When Lexi arrives at her new, three-ring reality, her mom isn’t there . . . but her destiny might be. Surrounded by tigers, elephants, and trapeze artists, Lexi finds some surprising friends and an even more surprising chance at true love. She even lucks into a spot as the circus’s fortune teller, reading tarot cards and making predictions.
But then Lexi’s ex-best friend from home shows up, and suddenly it’s Lexi’s own future that’s thrown into question.
With humor, wisdom, and a dazzlingly fresh voice, this debut reminds us of the magic of circus tents, city lights, first kisses, and the importance of an excellent playlist.
The circus means something completely different to me as an adult as it did when I was a kid. What was once a magical, happy time has been a little tainted by the harsh reality I now know the animals live in. I jumped at the chance to read That Time I Joined the Circus because I wanted to escape back to my childhood when everything the circus stood for in my eyes was fun and laughter. Did I find that? You betcha!
One tragic night changed the course of Lexi’s life. She quickly finds herself homeless, practically penniless, and on a search for her mom who ran off when Lexie was a kid. The search seems to be a little trickier than she anticipated so she joins up with the circus for a couple months, the last known place her mother was located. At this point in the novel, I resigned myself that this story would most likely have a lot of elements that were far-fetched and not very realistic. Once I set my normal expectations aside, I found a wonderful journey of a girl trying to find herself. Poor Lexi was very confused about the friendships she left broken before she left New York, which we learn more about as the chapters alternate between the past and the present. She was alone and unsure, yet she quickly develops into her own person during her time at the circus. She makes friends, falls for a couple boys, and discovers interests she never realized she had. Even though the circumstances didn’t seem plausible for the real world, it didn’t diminish how real they were to Lexie. There is a hopeful message we find with her character that some readers may connect with.

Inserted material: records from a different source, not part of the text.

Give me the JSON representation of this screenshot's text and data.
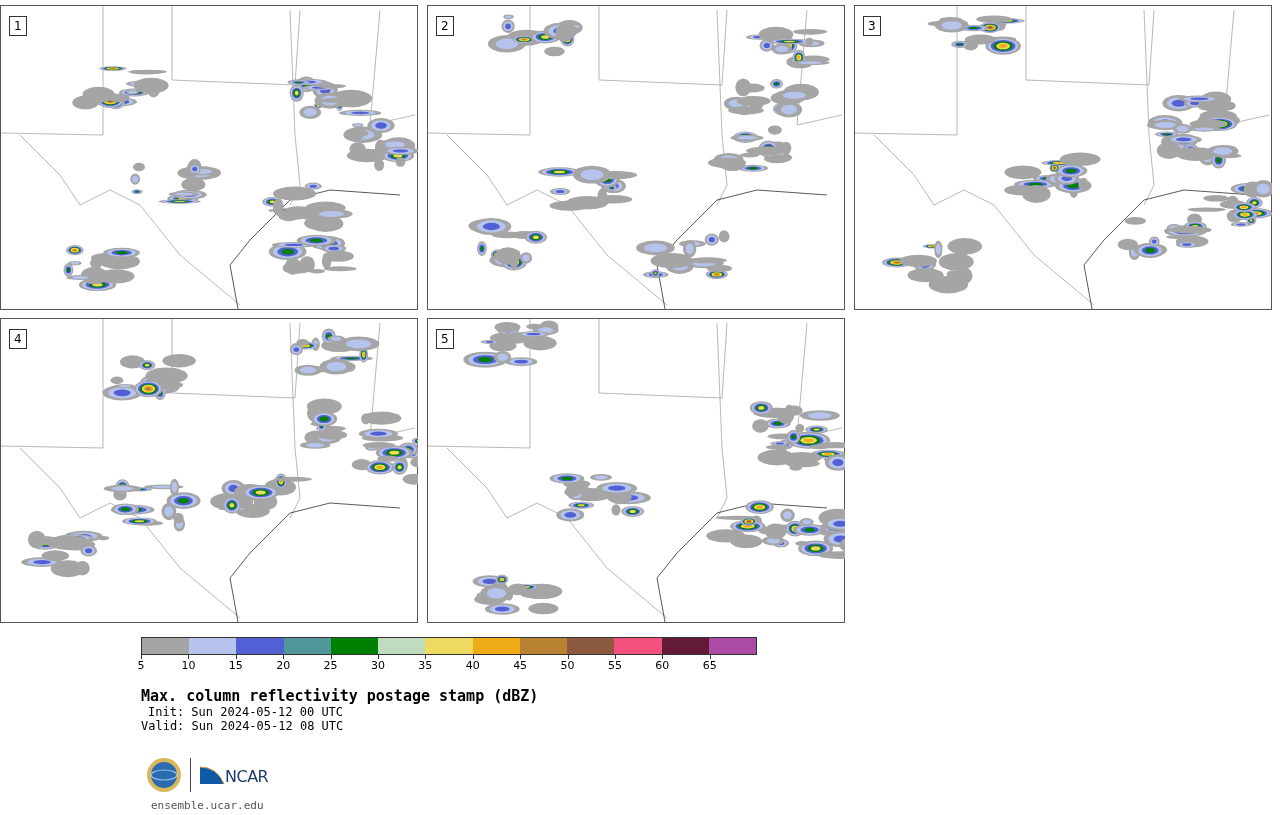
{
  "panels": [
    {
      "label": "1"
    },
    {
      "label": "2"
    },
    {
      "label": "3"
    },
    {
      "label": "4"
    },
    {
      "label": "5"
    }
  ],
  "colorbar": {
    "segments": [
      {
        "label": "5",
        "color": "#a5a5a5"
      },
      {
        "label": "10",
        "color": "#b6c3ed"
      },
      {
        "label": "15",
        "color": "#5260d6"
      },
      {
        "label": "20",
        "color": "#50979c"
      },
      {
        "label": "25",
        "color": "#008000"
      },
      {
        "label": "30",
        "color": "#bfdcbf"
      },
      {
        "label": "35",
        "color": "#eeda5e"
      },
      {
        "label": "40",
        "color": "#f0ab18"
      },
      {
        "label": "45",
        "color": "#b98232"
      },
      {
        "label": "50",
        "color": "#8b5a3f"
      },
      {
        "label": "55",
        "color": "#f4517e"
      },
      {
        "label": "60",
        "color": "#621a37"
      },
      {
        "label": "65",
        "color": "#ab4ba4"
      }
    ]
  },
  "title": "Max. column reflectivity postage stamp (dBZ)",
  "init": "Init: Sun 2024-05-12 00 UTC",
  "valid": "Valid: Sun 2024-05-12 08 UTC",
  "logo": {
    "text": "NCAR"
  },
  "url": "ensemble.ucar.edu"
}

She learns to come out of her shell and do what she loves and that’s a great thing to discover.
I wouldn’t necessarily put any sort of romance label on this book. Yes, Lexi meets a boy or two but honestly there was nothing to get attached to. I was a little confused if I was supposed to be rooting for one of them or not because, well, Lexie didn’t seem too attached to one or another. She does claim to ‘love’ one of the boys at one point, but it definitely felt like that high school love from the teen years. There one day, gone the next. I guess maybe the romance was quite real and fitting in that aspect.

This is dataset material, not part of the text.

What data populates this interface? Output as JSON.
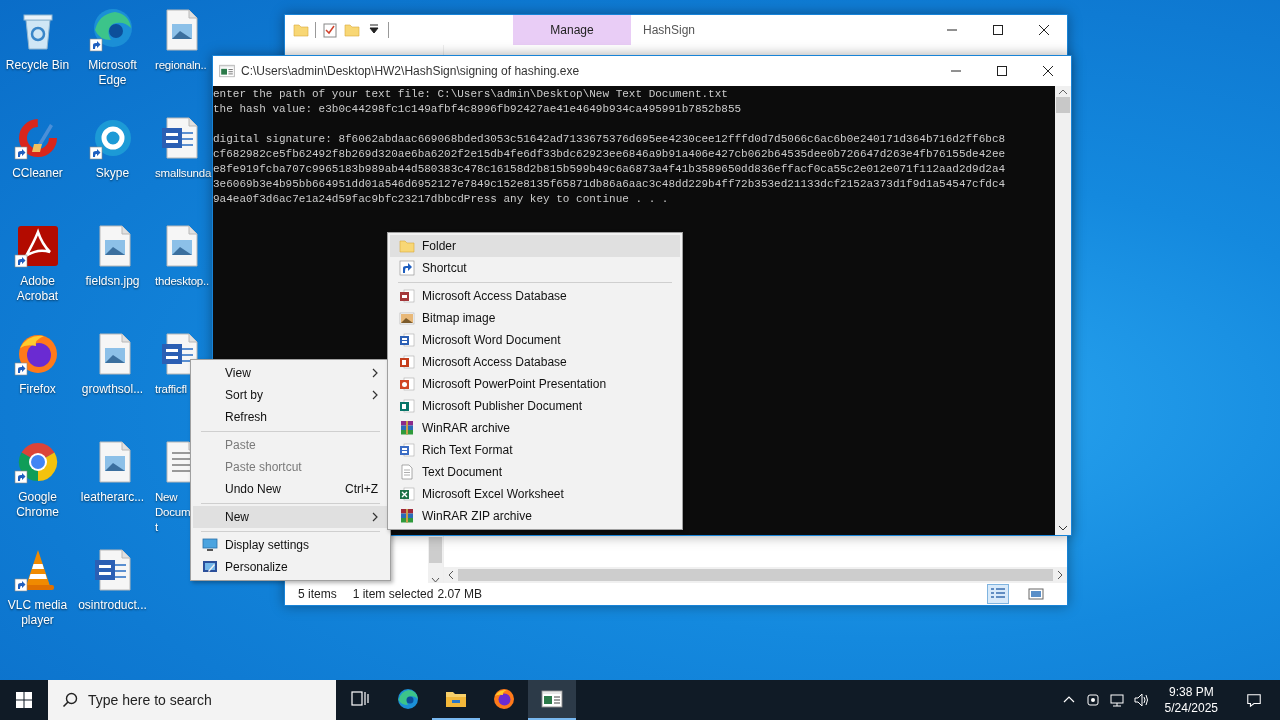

Overall, I think this book will appeal to many people, especially teens. It’s a cute and fun read with a lot of light-heartedness to mask the emotional issues buried underneath.